Discovering the South: One Man's Travels Through a Changing America in The 1930s.
During the Great Depression, the American South was not merely "the nation's number one economic problem," as President Franklin Roosevelt declared. It was also a battlefield on which forces for and against social change were starting to form. For a white southern liberal like Jonathan Daniels, editor of theRaleigh News and Observer, it was a fascinating moment to explore. Attuned to culture as well as politics, Daniels knew the true South lay somewhere between Erskine Caldwell'sTobacco Roadand Margaret Mitchell'sGone with the Wind. On May 5, 1937, he set out to find it, driving thousands of miles in his trusty Plymouth and ultimately interviewing even Mitchell herself.In Discovering the South historian Jennifer Ritterhouse pieces together Daniels's unpublished notes from his tour along with his published writings and a wealth of archival evidence to put this one man's journey through a South in transition into a larger context. Daniels's well chosen itinerary brought him face to face with the full range of political and cultural possibilities in the South of the 1930s, from New Deal liberalism and social planning in the Tennessee Valley Authority, to Communist agitation in the Scottsboro case, to planters' and industrialists' reactionary worldview and repressive violence. The result is a lively narrative of black and white southerners fighting for and against democratic social change at the start of the nation's long civil rights era. For more information on this book, see www.discoveringthesouth.org

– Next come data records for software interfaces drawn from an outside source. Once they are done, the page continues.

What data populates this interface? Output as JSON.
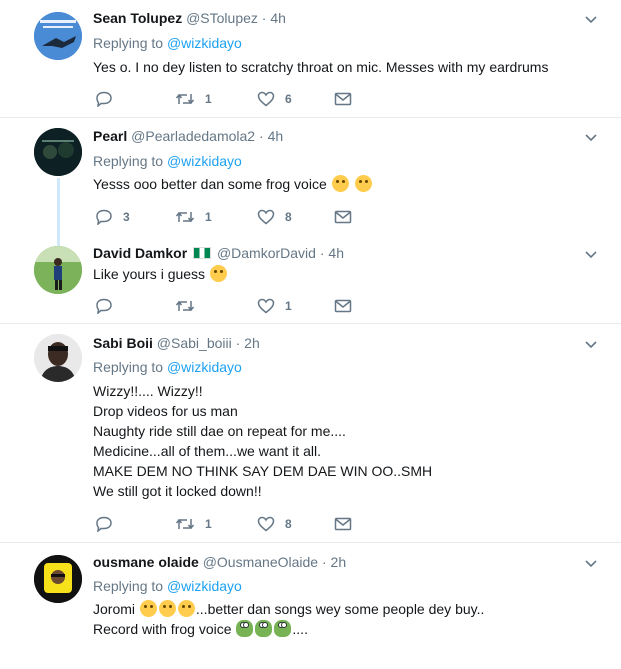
{
  "tweets": [
    {
      "name": "Sean Tolupez",
      "handle": "@STolupez",
      "time": "4h",
      "replying_label": "Replying to",
      "replying_to": "@wizkidayo",
      "lines": [
        "Yes o. I no dey listen to scratchy throat on mic. Messes with my eardrums"
      ],
      "replies": "",
      "retweets": "1",
      "likes": "6"
    },
    {
      "name": "Pearl",
      "handle": "@Pearladedamola2",
      "time": "4h",
      "replying_label": "Replying to",
      "replying_to": "@wizkidayo",
      "lines": [
        "Yesss ooo better dan some frog voice"
      ],
      "replies": "3",
      "retweets": "1",
      "likes": "8"
    },
    {
      "name": "David Damkor",
      "handle": "@DamkorDavid",
      "time": "4h",
      "lines": [
        "Like yours i guess"
      ],
      "replies": "",
      "retweets": "",
      "likes": "1"
    },
    {
      "name": "Sabi Boii",
      "handle": "@Sabi_boiii",
      "time": "2h",
      "replying_label": "Replying to",
      "replying_to": "@wizkidayo",
      "lines": [
        "Wizzy!!.... Wizzy!!",
        "Drop videos for us man",
        "Naughty ride still dae on repeat for me....",
        "Medicine...all of them...we want it all.",
        "MAKE DEM NO THINK SAY DEM DAE WIN OO..SMH",
        "We still got it locked down!!"
      ],
      "replies": "",
      "retweets": "1",
      "likes": "8"
    },
    {
      "name": "ousmane olaide",
      "handle": "@OusmaneOlaide",
      "time": "2h",
      "replying_label": "Replying to",
      "replying_to": "@wizkidayo",
      "lines": [
        "Joromi",
        "...better dan songs wey some people dey buy..",
        "Record with frog voice",
        "...."
      ]
    }
  ],
  "colors": {
    "link": "#1da1f2",
    "muted": "#657786",
    "text": "#14171a",
    "thread_line": "#cfe9fb"
  },
  "icons": {
    "reply": "reply-icon",
    "retweet": "retweet-icon",
    "like": "heart-icon",
    "message": "envelope-icon",
    "more": "chevron-down-icon",
    "flag": "nigeria-flag-icon"
  }
}
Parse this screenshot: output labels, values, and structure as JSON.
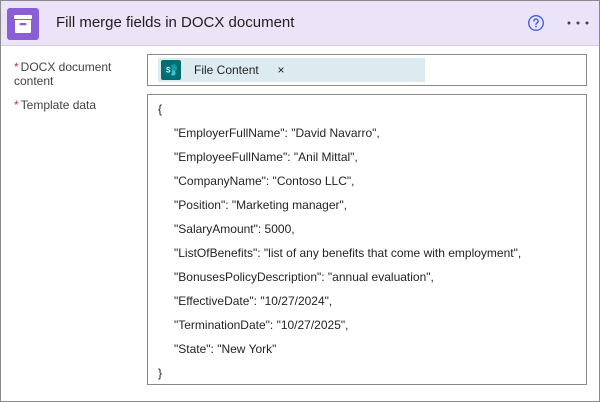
{
  "header": {
    "title": "Fill merge fields in DOCX document",
    "app_icon": "archive-box-icon",
    "help_icon": "help-circle-icon",
    "more_icon": "more-ellipsis-icon",
    "accent_color": "#8a5fd5",
    "header_bg": "#ebe3f7"
  },
  "fields": {
    "docx": {
      "required_mark": "*",
      "label": "DOCX document content",
      "token": {
        "label": "File Content",
        "close": "×",
        "icon": "sharepoint-icon"
      }
    },
    "template": {
      "required_mark": "*",
      "label": "Template data",
      "lines": [
        "{",
        "\"EmployerFullName\": \"David Navarro\",",
        "\"EmployeeFullName\": \"Anil Mittal\",",
        "\"CompanyName\": \"Contoso LLC\",",
        "\"Position\": \"Marketing manager\",",
        "\"SalaryAmount\": 5000,",
        "\"ListOfBenefits\": \"list of any benefits that come with employment\",",
        "\"BonusesPolicyDescription\": \"annual evaluation\",",
        "\"EffectiveDate\": \"10/27/2024\",",
        "\"TerminationDate\": \"10/27/2025\",",
        "\"State\": \"New York\"",
        "}"
      ]
    }
  }
}
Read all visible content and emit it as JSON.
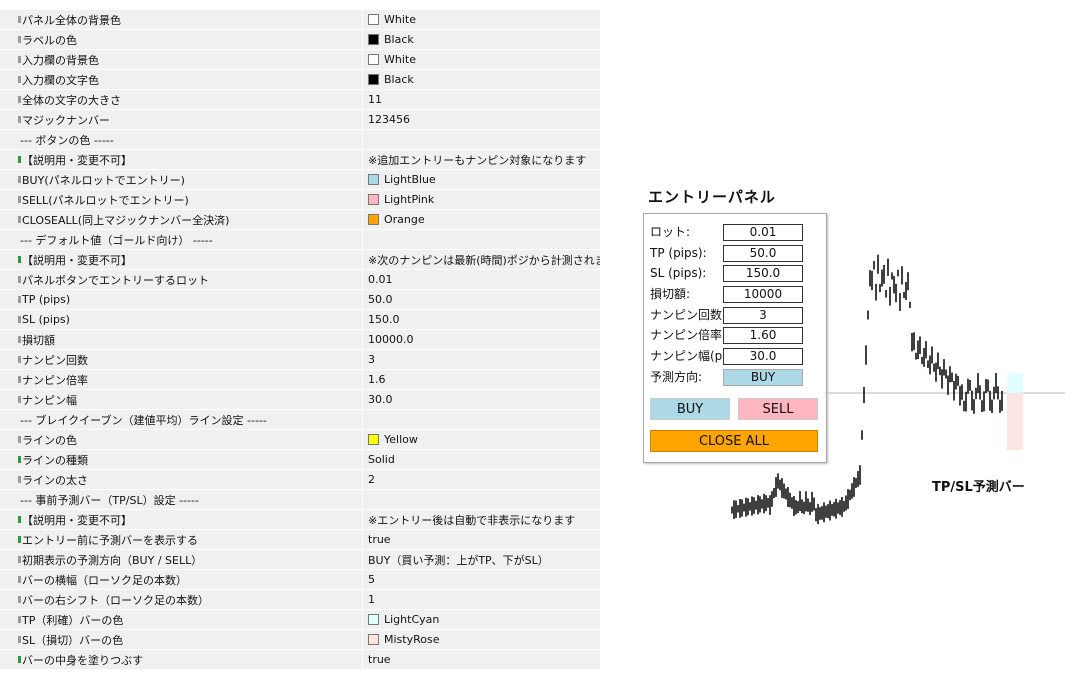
{
  "settings": [
    {
      "name": "パネル全体の背景色",
      "value": "White",
      "swatch": "#ffffff",
      "marker": "gray"
    },
    {
      "name": "ラベルの色",
      "value": "Black",
      "swatch": "#000000",
      "marker": "gray"
    },
    {
      "name": "入力欄の背景色",
      "value": "White",
      "swatch": "#ffffff",
      "marker": "gray"
    },
    {
      "name": "入力欄の文字色",
      "value": "Black",
      "swatch": "#000000",
      "marker": "gray"
    },
    {
      "name": "全体の文字の大きさ",
      "value": "11",
      "marker": "gray"
    },
    {
      "name": "マジックナンバー",
      "value": "123456",
      "marker": "gray"
    },
    {
      "name": "--- ボタンの色 -----",
      "value": "",
      "section": true
    },
    {
      "name": "【説明用・変更不可】",
      "value": "※追加エントリーもナンピン対象になります",
      "marker": "green"
    },
    {
      "name": "BUY(パネルロットでエントリー)",
      "value": "LightBlue",
      "swatch": "#add8e6",
      "marker": "gray"
    },
    {
      "name": "SELL(パネルロットでエントリー)",
      "value": "LightPink",
      "swatch": "#ffb6c1",
      "marker": "gray"
    },
    {
      "name": "CLOSEALL(同上マジックナンバー全決済)",
      "value": "Orange",
      "swatch": "#ffa500",
      "marker": "gray"
    },
    {
      "name": "--- デフォルト値（ゴールド向け） -----",
      "value": "",
      "section": true
    },
    {
      "name": "【説明用・変更不可】",
      "value": "※次のナンピンは最新(時間)ポジから計測されます",
      "marker": "green"
    },
    {
      "name": "パネルボタンでエントリーするロット",
      "value": "0.01",
      "marker": "gray"
    },
    {
      "name": "TP (pips)",
      "value": "50.0",
      "marker": "gray"
    },
    {
      "name": "SL (pips)",
      "value": "150.0",
      "marker": "gray"
    },
    {
      "name": "損切額",
      "value": "10000.0",
      "marker": "gray"
    },
    {
      "name": "ナンピン回数",
      "value": "3",
      "marker": "gray"
    },
    {
      "name": "ナンピン倍率",
      "value": "1.6",
      "marker": "gray"
    },
    {
      "name": "ナンピン幅",
      "value": "30.0",
      "marker": "gray"
    },
    {
      "name": "--- ブレイクイーブン（建値平均）ライン設定 -----",
      "value": "",
      "section": true
    },
    {
      "name": "ラインの色",
      "value": "Yellow",
      "swatch": "#ffff00",
      "marker": "gray"
    },
    {
      "name": "ラインの種類",
      "value": "Solid",
      "marker": "green"
    },
    {
      "name": "ラインの太さ",
      "value": "2",
      "marker": "gray"
    },
    {
      "name": "--- 事前予測バー（TP/SL）設定 -----",
      "value": "",
      "section": true
    },
    {
      "name": "【説明用・変更不可】",
      "value": "※エントリー後は自動で非表示になります",
      "marker": "green"
    },
    {
      "name": "エントリー前に予測バーを表示する",
      "value": "true",
      "marker": "green"
    },
    {
      "name": "初期表示の予測方向（BUY / SELL）",
      "value": "BUY（買い予測：上がTP、下がSL）",
      "marker": "gray"
    },
    {
      "name": "バーの横幅（ローソク足の本数）",
      "value": "5",
      "marker": "gray"
    },
    {
      "name": "バーの右シフト（ローソク足の本数）",
      "value": "1",
      "marker": "gray"
    },
    {
      "name": "TP（利確）バーの色",
      "value": "LightCyan",
      "swatch": "#e0ffff",
      "marker": "gray"
    },
    {
      "name": "SL（損切）バーの色",
      "value": "MistyRose",
      "swatch": "#ffe4e1",
      "marker": "gray"
    },
    {
      "name": "バーの中身を塗りつぶす",
      "value": "true",
      "marker": "green"
    }
  ],
  "panel": {
    "title": "エントリーパネル",
    "rows": [
      {
        "label": "ロット:",
        "value": "0.01"
      },
      {
        "label": "TP (pips):",
        "value": "50.0"
      },
      {
        "label": "SL (pips):",
        "value": "150.0"
      },
      {
        "label": "損切額:",
        "value": "10000"
      },
      {
        "label": "ナンピン回数:",
        "value": "3"
      },
      {
        "label": "ナンピン倍率:",
        "value": "1.60"
      },
      {
        "label": "ナンピン幅(pips):",
        "value": "30.0"
      }
    ],
    "direction_label": "予測方向:",
    "direction_value": "BUY",
    "buy_label": "BUY",
    "sell_label": "SELL",
    "close_all_label": "CLOSE ALL",
    "colors": {
      "buy": "#add8e6",
      "sell": "#ffb6c1",
      "close_all": "#ffa500"
    }
  },
  "chart": {
    "annotation": "TP/SL予測バー",
    "tp_bar_color": "#e0ffff",
    "sl_bar_color": "#ffe4e1"
  }
}
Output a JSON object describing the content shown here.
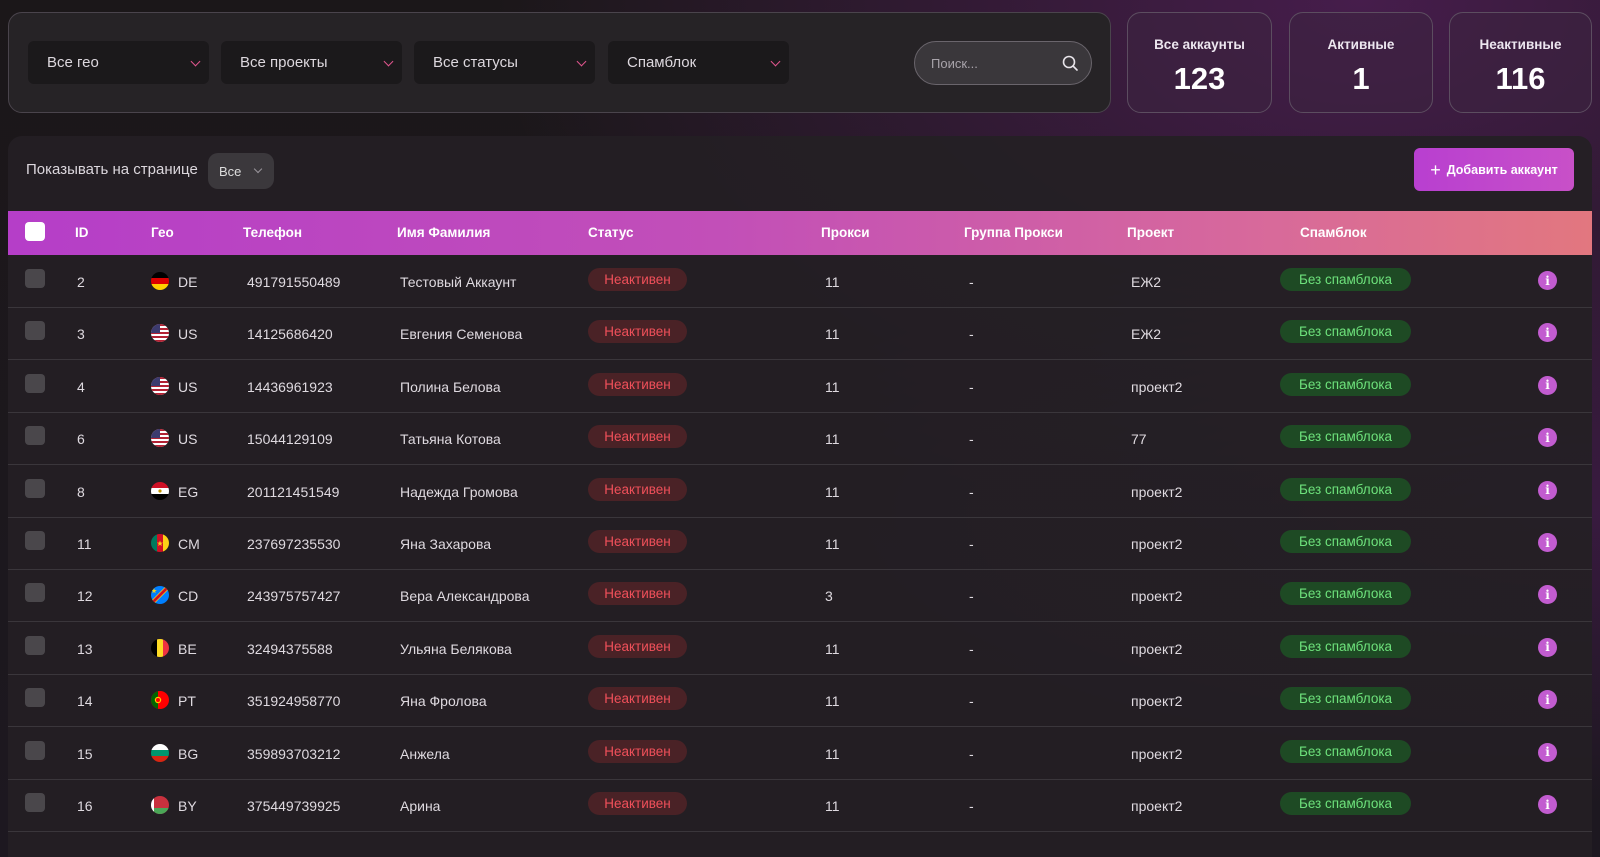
{
  "filters": {
    "geo": "Все гео",
    "projects": "Все проекты",
    "statuses": "Все статусы",
    "spamblock": "Спамблок",
    "search_placeholder": "Поиск..."
  },
  "stats": [
    {
      "label": "Все аккаунты",
      "value": "123"
    },
    {
      "label": "Активные",
      "value": "1"
    },
    {
      "label": "Неактивные",
      "value": "116"
    }
  ],
  "toolbar": {
    "page_size_label": "Показывать на странице",
    "page_size_value": "Все",
    "add_label": "Добавить аккаунт"
  },
  "columns": [
    "ID",
    "Гео",
    "Телефон",
    "Имя Фамилия",
    "Статус",
    "Прокси",
    "Группа Прокси",
    "Проект",
    "Спамблок"
  ],
  "rows": [
    {
      "id": "2",
      "geo": "DE",
      "phone": "491791550489",
      "name": "Тестовый Аккаунт",
      "status": "Неактивен",
      "proxy": "11",
      "proxy_group": "-",
      "project": "ЕЖ2",
      "spamblock": "Без спамблока"
    },
    {
      "id": "3",
      "geo": "US",
      "phone": "14125686420",
      "name": "Евгения Семенова",
      "status": "Неактивен",
      "proxy": "11",
      "proxy_group": "-",
      "project": "ЕЖ2",
      "spamblock": "Без спамблока"
    },
    {
      "id": "4",
      "geo": "US",
      "phone": "14436961923",
      "name": "Полина Белова",
      "status": "Неактивен",
      "proxy": "11",
      "proxy_group": "-",
      "project": "проект2",
      "spamblock": "Без спамблока"
    },
    {
      "id": "6",
      "geo": "US",
      "phone": "15044129109",
      "name": "Татьяна Котова",
      "status": "Неактивен",
      "proxy": "11",
      "proxy_group": "-",
      "project": "77",
      "spamblock": "Без спамблока"
    },
    {
      "id": "8",
      "geo": "EG",
      "phone": "201121451549",
      "name": "Надежда Громова",
      "status": "Неактивен",
      "proxy": "11",
      "proxy_group": "-",
      "project": "проект2",
      "spamblock": "Без спамблока"
    },
    {
      "id": "11",
      "geo": "CM",
      "phone": "237697235530",
      "name": "Яна Захарова",
      "status": "Неактивен",
      "proxy": "11",
      "proxy_group": "-",
      "project": "проект2",
      "spamblock": "Без спамблока"
    },
    {
      "id": "12",
      "geo": "CD",
      "phone": "243975757427",
      "name": "Вера Александрова",
      "status": "Неактивен",
      "proxy": "3",
      "proxy_group": "-",
      "project": "проект2",
      "spamblock": "Без спамблока"
    },
    {
      "id": "13",
      "geo": "BE",
      "phone": "32494375588",
      "name": "Ульяна Белякова",
      "status": "Неактивен",
      "proxy": "11",
      "proxy_group": "-",
      "project": "проект2",
      "spamblock": "Без спамблока"
    },
    {
      "id": "14",
      "geo": "PT",
      "phone": "351924958770",
      "name": "Яна Фролова",
      "status": "Неактивен",
      "proxy": "11",
      "proxy_group": "-",
      "project": "проект2",
      "spamblock": "Без спамблока"
    },
    {
      "id": "15",
      "geo": "BG",
      "phone": "359893703212",
      "name": "Анжела",
      "status": "Неактивен",
      "proxy": "11",
      "proxy_group": "-",
      "project": "проект2",
      "spamblock": "Без спамблока"
    },
    {
      "id": "16",
      "geo": "BY",
      "phone": "375449739925",
      "name": "Арина",
      "status": "Неактивен",
      "proxy": "11",
      "proxy_group": "-",
      "project": "проект2",
      "spamblock": "Без спамблока"
    }
  ],
  "colors": {
    "accent": "#c24fc8",
    "status_inactive": "#f0505a",
    "spamblock_ok": "#6ee27c"
  },
  "icons": {
    "info": "info-icon",
    "search": "search-icon",
    "chevron": "chevron-down-icon",
    "plus": "plus-icon"
  }
}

eBook, English, 2020
University of North Carolina Press, Chapel Hill, 2020
1 online resource (xvii, 363 pages)